*** Block opens ***
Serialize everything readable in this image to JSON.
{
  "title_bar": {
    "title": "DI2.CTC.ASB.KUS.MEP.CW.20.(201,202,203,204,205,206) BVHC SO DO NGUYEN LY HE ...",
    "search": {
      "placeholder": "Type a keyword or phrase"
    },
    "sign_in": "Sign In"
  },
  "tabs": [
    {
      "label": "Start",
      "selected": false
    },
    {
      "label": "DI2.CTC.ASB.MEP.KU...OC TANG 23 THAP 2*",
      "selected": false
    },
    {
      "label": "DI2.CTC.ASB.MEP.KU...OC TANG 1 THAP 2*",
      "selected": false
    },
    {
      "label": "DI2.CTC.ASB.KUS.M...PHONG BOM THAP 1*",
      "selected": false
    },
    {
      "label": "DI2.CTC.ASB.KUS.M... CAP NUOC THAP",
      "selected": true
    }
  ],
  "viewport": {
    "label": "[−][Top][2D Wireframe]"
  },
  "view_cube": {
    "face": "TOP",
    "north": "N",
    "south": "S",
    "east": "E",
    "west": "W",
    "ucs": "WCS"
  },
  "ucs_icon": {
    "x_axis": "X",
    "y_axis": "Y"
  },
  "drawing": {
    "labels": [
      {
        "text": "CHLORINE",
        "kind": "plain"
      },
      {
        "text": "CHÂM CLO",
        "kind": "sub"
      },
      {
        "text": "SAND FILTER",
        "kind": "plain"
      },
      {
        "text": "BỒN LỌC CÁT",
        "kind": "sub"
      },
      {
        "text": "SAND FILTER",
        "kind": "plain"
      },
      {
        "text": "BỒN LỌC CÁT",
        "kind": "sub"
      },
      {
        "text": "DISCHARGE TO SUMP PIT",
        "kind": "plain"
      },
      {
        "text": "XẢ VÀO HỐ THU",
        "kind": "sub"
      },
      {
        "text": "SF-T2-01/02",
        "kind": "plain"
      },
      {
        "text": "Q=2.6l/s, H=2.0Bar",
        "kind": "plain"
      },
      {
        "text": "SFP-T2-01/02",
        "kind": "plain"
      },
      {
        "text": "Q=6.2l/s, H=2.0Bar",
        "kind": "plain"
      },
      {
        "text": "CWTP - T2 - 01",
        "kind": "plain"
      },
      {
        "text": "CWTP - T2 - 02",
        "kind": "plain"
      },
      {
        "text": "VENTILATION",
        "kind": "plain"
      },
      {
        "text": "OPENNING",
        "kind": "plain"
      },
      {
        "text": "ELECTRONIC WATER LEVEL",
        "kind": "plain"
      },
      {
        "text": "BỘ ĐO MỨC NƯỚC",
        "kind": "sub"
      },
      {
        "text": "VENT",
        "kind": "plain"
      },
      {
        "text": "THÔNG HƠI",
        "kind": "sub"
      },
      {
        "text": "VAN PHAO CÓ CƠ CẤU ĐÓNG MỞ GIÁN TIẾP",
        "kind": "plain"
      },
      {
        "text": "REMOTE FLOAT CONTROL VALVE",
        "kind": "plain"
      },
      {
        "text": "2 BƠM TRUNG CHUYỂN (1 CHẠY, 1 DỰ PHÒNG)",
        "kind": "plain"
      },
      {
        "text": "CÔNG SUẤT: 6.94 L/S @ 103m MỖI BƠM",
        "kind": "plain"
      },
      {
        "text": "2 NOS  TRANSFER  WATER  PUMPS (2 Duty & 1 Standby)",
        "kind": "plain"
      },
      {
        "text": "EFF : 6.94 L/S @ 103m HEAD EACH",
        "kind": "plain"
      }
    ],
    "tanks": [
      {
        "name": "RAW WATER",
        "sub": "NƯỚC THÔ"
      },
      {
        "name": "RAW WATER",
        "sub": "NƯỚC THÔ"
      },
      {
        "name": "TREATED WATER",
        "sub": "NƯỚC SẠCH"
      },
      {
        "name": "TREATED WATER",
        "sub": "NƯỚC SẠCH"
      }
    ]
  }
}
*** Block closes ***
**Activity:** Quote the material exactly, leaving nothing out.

**Task answer:**
Serialize everything readable in this image to JSON.
{
  "title_bar": {
    "title": "DI2.CTC.ASB.KUS.MEP.CW.20.(201,202,203,204,205,206) BVHC SO DO NGUYEN LY HE ...",
    "search": {
      "placeholder": "Type a keyword or phrase"
    },
    "sign_in": "Sign In"
  },
  "tabs": [
    {
      "label": "Start",
      "selected": false
    },
    {
      "label": "DI2.CTC.ASB.MEP.KU...OC TANG 23 THAP 2*",
      "selected": false
    },
    {
      "label": "DI2.CTC.ASB.MEP.KU...OC TANG 1 THAP 2*",
      "selected": false
    },
    {
      "label": "DI2.CTC.ASB.KUS.M...PHONG BOM THAP 1*",
      "selected": false
    },
    {
      "label": "DI2.CTC.ASB.KUS.M... CAP NUOC THAP",
      "selected": true
    }
  ],
  "viewport": {
    "label": "[−][Top][2D Wireframe]"
  },
  "view_cube": {
    "face": "TOP",
    "north": "N",
    "south": "S",
    "east": "E",
    "west": "W",
    "ucs": "WCS"
  },
  "ucs_icon": {
    "x_axis": "X",
    "y_axis": "Y"
  },
  "drawing": {
    "labels": [
      {
        "text": "CHLORINE",
        "kind": "plain"
      },
      {
        "text": "CHÂM CLO",
        "kind": "sub"
      },
      {
        "text": "SAND FILTER",
        "kind": "plain"
      },
      {
        "text": "BỒN LỌC CÁT",
        "kind": "sub"
      },
      {
        "text": "SAND FILTER",
        "kind": "plain"
      },
      {
        "text": "BỒN LỌC CÁT",
        "kind": "sub"
      },
      {
        "text": "DISCHARGE TO SUMP PIT",
        "kind": "plain"
      },
      {
        "text": "XẢ VÀO HỐ THU",
        "kind": "sub"
      },
      {
        "text": "SF-T2-01/02",
        "kind": "plain"
      },
      {
        "text": "Q=2.6l/s, H=2.0Bar",
        "kind": "plain"
      },
      {
        "text": "SFP-T2-01/02",
        "kind": "plain"
      },
      {
        "text": "Q=6.2l/s, H=2.0Bar",
        "kind": "plain"
      },
      {
        "text": "CWTP - T2 - 01",
        "kind": "plain"
      },
      {
        "text": "CWTP - T2 - 02",
        "kind": "plain"
      },
      {
        "text": "VENTILATION",
        "kind": "plain"
      },
      {
        "text": "OPENNING",
        "kind": "plain"
      },
      {
        "text": "ELECTRONIC WATER LEVEL",
        "kind": "plain"
      },
      {
        "text": "BỘ ĐO MỨC NƯỚC",
        "kind": "sub"
      },
      {
        "text": "VENT",
        "kind": "plain"
      },
      {
        "text": "THÔNG HƠI",
        "kind": "sub"
      },
      {
        "text": "VAN PHAO CÓ CƠ CẤU ĐÓNG MỞ GIÁN TIẾP",
        "kind": "plain"
      },
      {
        "text": "REMOTE FLOAT CONTROL VALVE",
        "kind": "plain"
      },
      {
        "text": "2 BƠM TRUNG CHUYỂN (1 CHẠY, 1 DỰ PHÒNG)",
        "kind": "plain"
      },
      {
        "text": "CÔNG SUẤT: 6.94 L/S @ 103m MỖI BƠM",
        "kind": "plain"
      },
      {
        "text": "2 NOS  TRANSFER  WATER  PUMPS (2 Duty & 1 Standby)",
        "kind": "plain"
      },
      {
        "text": "EFF : 6.94 L/S @ 103m HEAD EACH",
        "kind": "plain"
      }
    ],
    "tanks": [
      {
        "name": "RAW WATER",
        "sub": "NƯỚC THÔ"
      },
      {
        "name": "RAW WATER",
        "sub": "NƯỚC THÔ"
      },
      {
        "name": "TREATED WATER",
        "sub": "NƯỚC SẠCH"
      },
      {
        "name": "TREATED WATER",
        "sub": "NƯỚC SẠCH"
      }
    ]
  }
}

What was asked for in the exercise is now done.